Sandwiched between Rego Park and North Forest Park, Forest Hills is a gem of an area that is rich in history, culture, beauty and options for both the resident and the visitor. Forest Hills has gone through many changes over the years, but steadfastly remains one of the loveliest locales in the five boroughs.
After the Dutch colonized New York in the 1600s, a group of English settlers from the Massachusetts Bay Colony settled in 1652 in what is now known as the Forest Hills area. The area has undergone many a name change through the years—its first name was “Whiteput” or “Whitepot.” The story says that local natives traded the land to the settlers for three white cooking pots. By the time the Revolutionary War came around, Whitepot was developed enough for British General Sir William Howe to place his headquarters on what is now Queens Boulevard in Newtown, an area that was combined with Whitepot in 1893 and sold as “Elmhurst.”

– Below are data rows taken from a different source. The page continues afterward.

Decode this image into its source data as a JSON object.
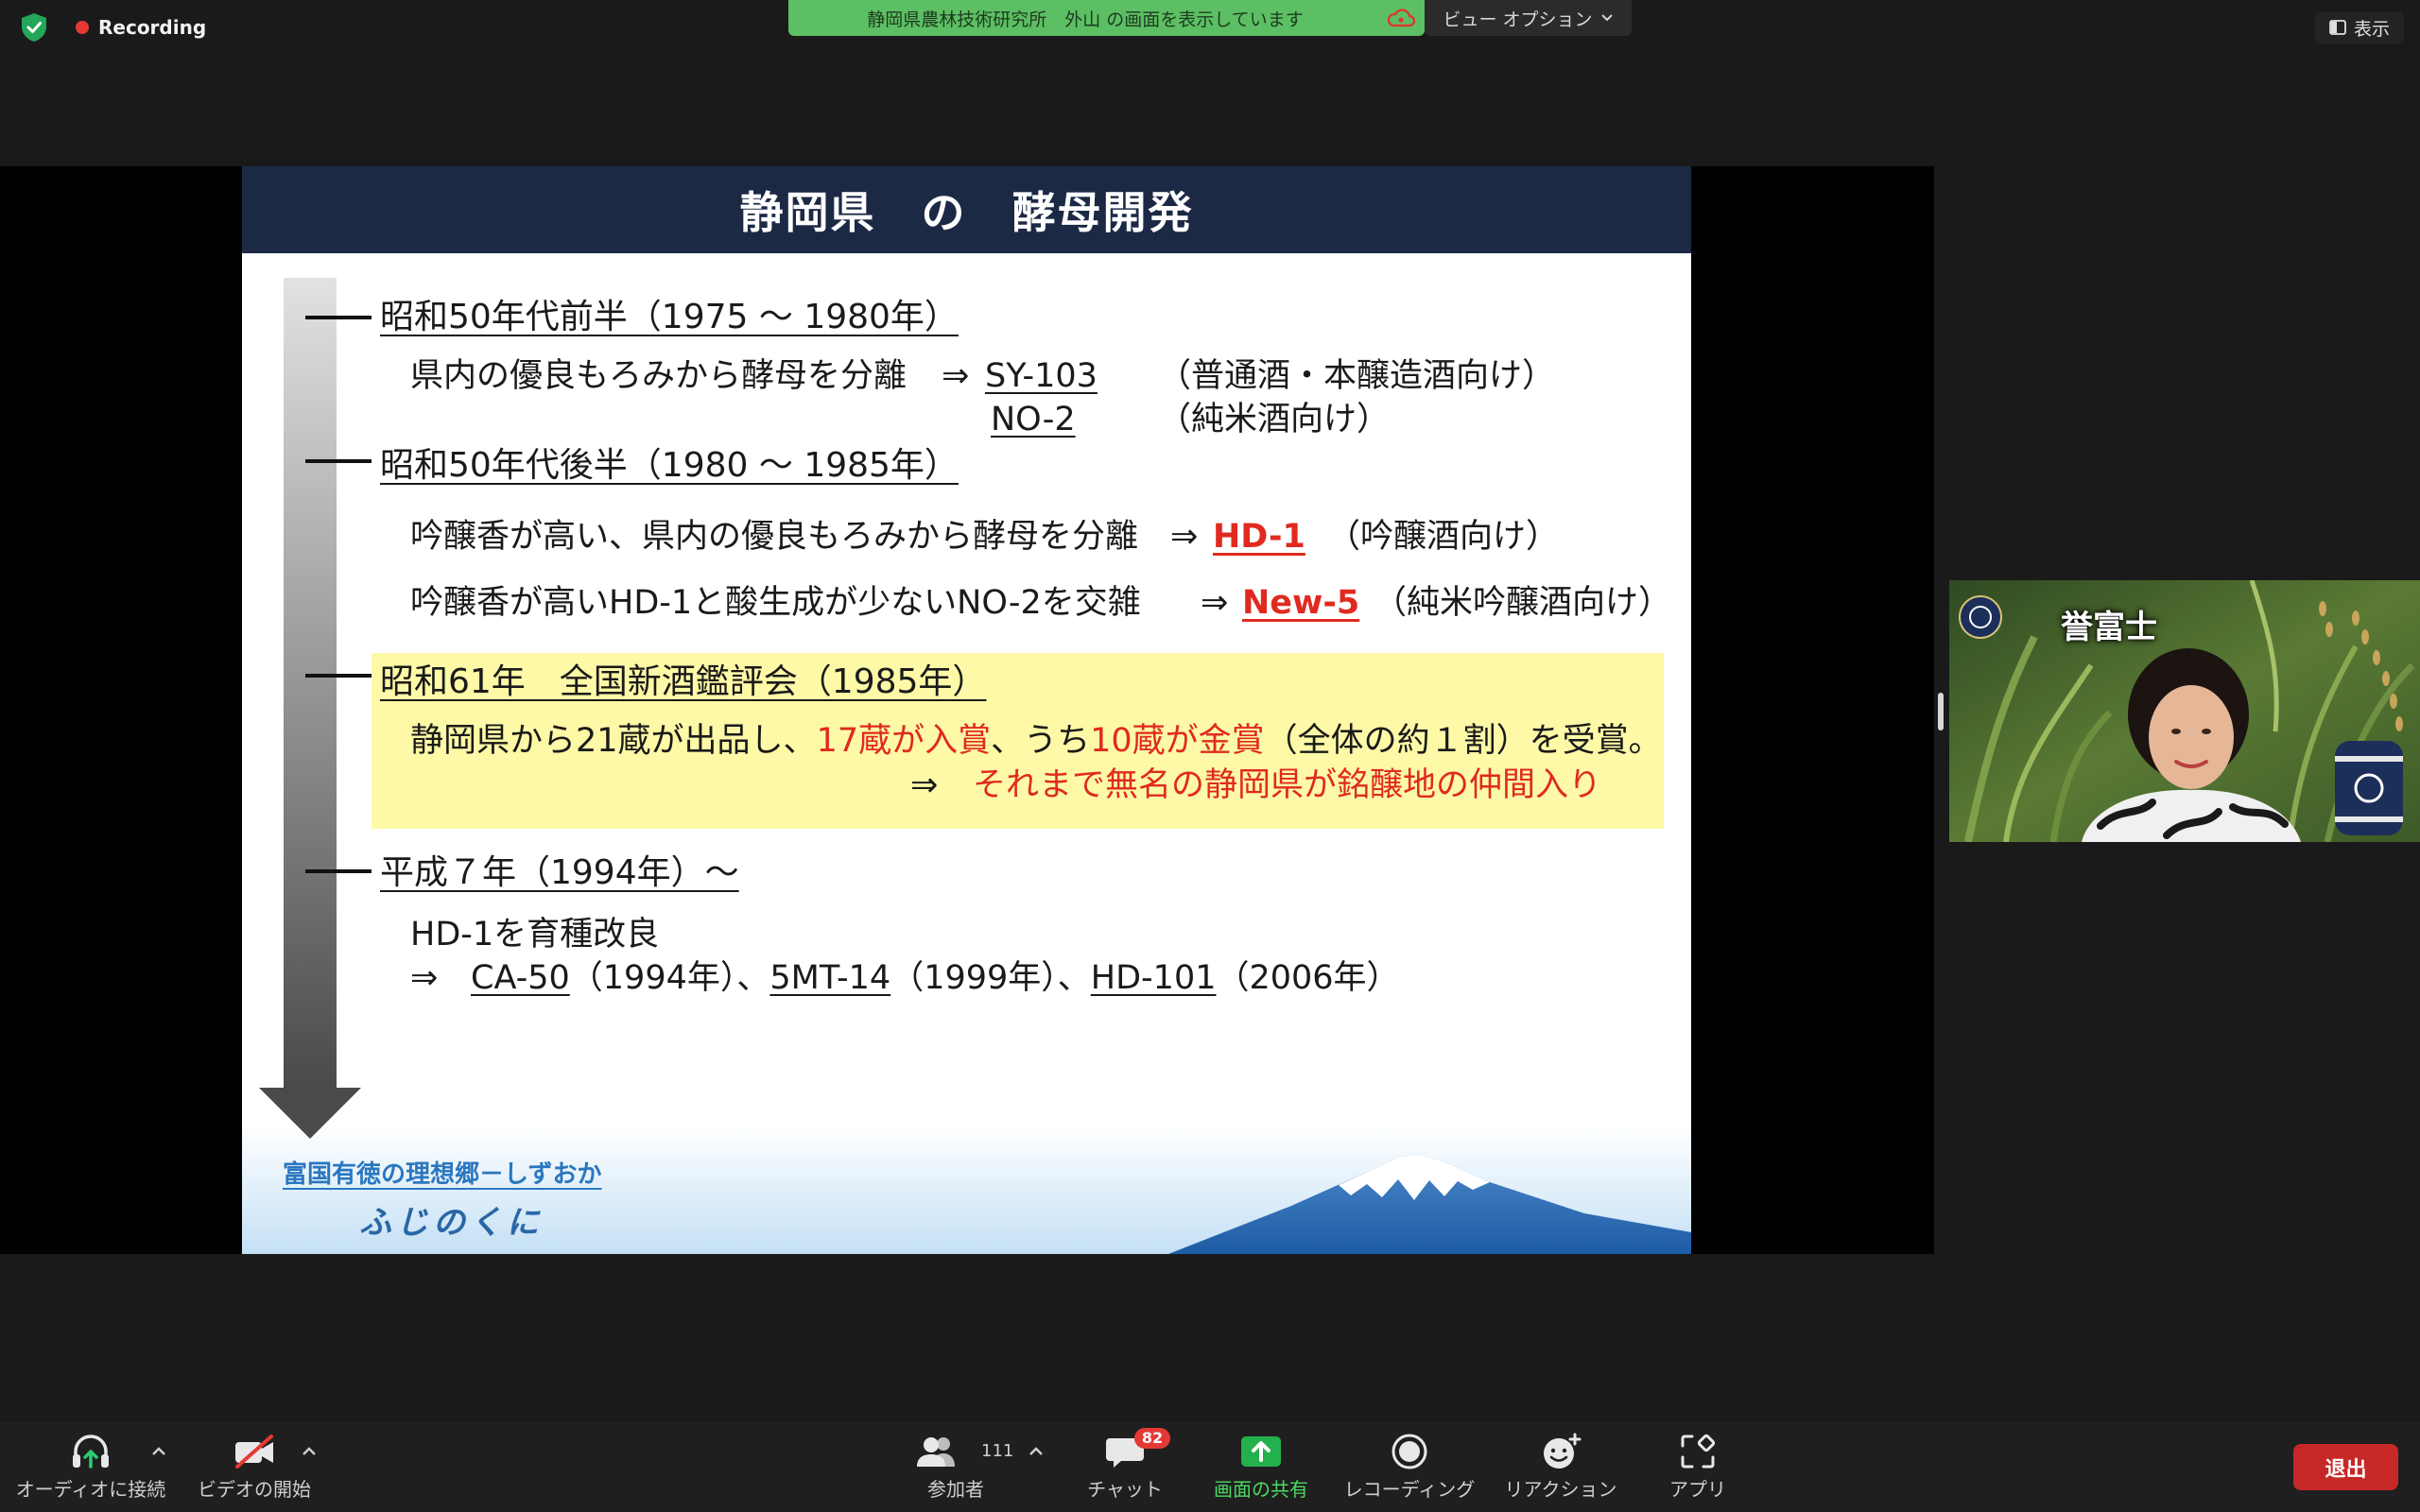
{
  "topbar": {
    "security_icon": "shield-check-icon",
    "recording_label": "Recording",
    "share_banner": "静岡県農林技術研究所　外山 の画面を表示しています",
    "cloud_icon": "cloud-recording-icon",
    "view_options_label": "ビュー オプション",
    "display_label": "表示"
  },
  "slide": {
    "title": "静岡県　の　酵母開発",
    "era1": {
      "heading": "昭和50年代前半（1975 ～ 1980年）",
      "line1": {
        "text": "県内の優良もろみから酵母を分離",
        "arrow": "⇒",
        "strain": "SY-103",
        "note": "（普通酒・本醸造酒向け）"
      },
      "line2": {
        "strain": "NO-2",
        "note": "（純米酒向け）"
      }
    },
    "era2": {
      "heading": "昭和50年代後半（1980 ～ 1985年）",
      "line1": {
        "text": "吟醸香が高い、県内の優良もろみから酵母を分離",
        "arrow": "⇒",
        "strain": "HD-1",
        "note": "（吟醸酒向け）"
      },
      "line2": {
        "text": "吟醸香が高いHD-1と酸生成が少ないNO-2を交雑",
        "arrow": "⇒",
        "strain": "New-5",
        "note": "（純米吟醸酒向け）"
      }
    },
    "era3": {
      "heading": "昭和61年　全国新酒鑑評会（1985年）",
      "line1": {
        "part1": "静岡県から21蔵が出品し、",
        "highlight1": "17蔵が入賞",
        "part2": "、うち",
        "highlight2": "10蔵が金賞",
        "part3": "（全体の約１割）を受賞。"
      },
      "line2": {
        "arrow": "⇒",
        "highlight": "それまで無名の静岡県が銘醸地の仲間入り"
      }
    },
    "era4": {
      "heading": "平成７年（1994年）～",
      "line1": "HD-1を育種改良",
      "line2": {
        "arrow": "⇒",
        "separator": "、",
        "items": [
          {
            "strain": "CA-50",
            "year": "（1994年）"
          },
          {
            "strain": "5MT-14",
            "year": "（1999年）"
          },
          {
            "strain": "HD-101",
            "year": "（2006年）"
          }
        ]
      }
    },
    "footer": {
      "slogan": "富国有徳の理想郷－しずおか",
      "brand": "ふじのくに"
    }
  },
  "video_tile": {
    "overlay_text": "誉富士"
  },
  "toolbar": {
    "audio": {
      "label": "オーディオに接続",
      "icon": "headphones-icon"
    },
    "video": {
      "label": "ビデオの開始",
      "icon": "video-off-icon"
    },
    "participants": {
      "label": "参加者",
      "icon": "participants-icon",
      "count": "111"
    },
    "chat": {
      "label": "チャット",
      "icon": "chat-icon",
      "badge": "82"
    },
    "share": {
      "label": "画面の共有",
      "icon": "share-screen-icon"
    },
    "record": {
      "label": "レコーディング",
      "icon": "record-icon"
    },
    "reactions": {
      "label": "リアクション",
      "icon": "reaction-icon"
    },
    "apps": {
      "label": "アプリ",
      "icon": "apps-icon"
    },
    "leave": {
      "label": "退出"
    }
  },
  "colors": {
    "share_banner": "#5cbf63",
    "slide_header": "#1b2945",
    "highlight_yellow": "#fdf9a6",
    "slide_red": "#e02a20",
    "badge_red": "#e53935",
    "leave_red": "#c62828",
    "share_green": "#4cd964"
  }
}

Cord Meyer, a lawyer and developer, purchased about 600 acres of the land shortly thereafter, and was the person responsible for initiating the infrastructure of much of what we know today as Forest Hills. In the years following the purchase of the land, Meyer brought in gas and electricity and built a bank. After this development seemed to be on a roll, the neighborhood was finally named “Forest Hills,” as it was adjacent to Forest Park and was the highest point in Queens. Meyer’s development company kept producing results in their newly-coined town—they formed public utilities and built 340 houses north of Queens Boulevard.
A Model Community
Another person closely linked to the history of modern day Forest Hills was philanthropist Margaret Olivia Slocum Sage. In 1909, Sage headed up the Russell Sage Homes Foundation and bought 150 acres of land in the area. Her idea was to have a “model community” with tree-lined streets, parks and recreation areas with affordable, attractive housing for everyone from rich folks to the working class and the poor.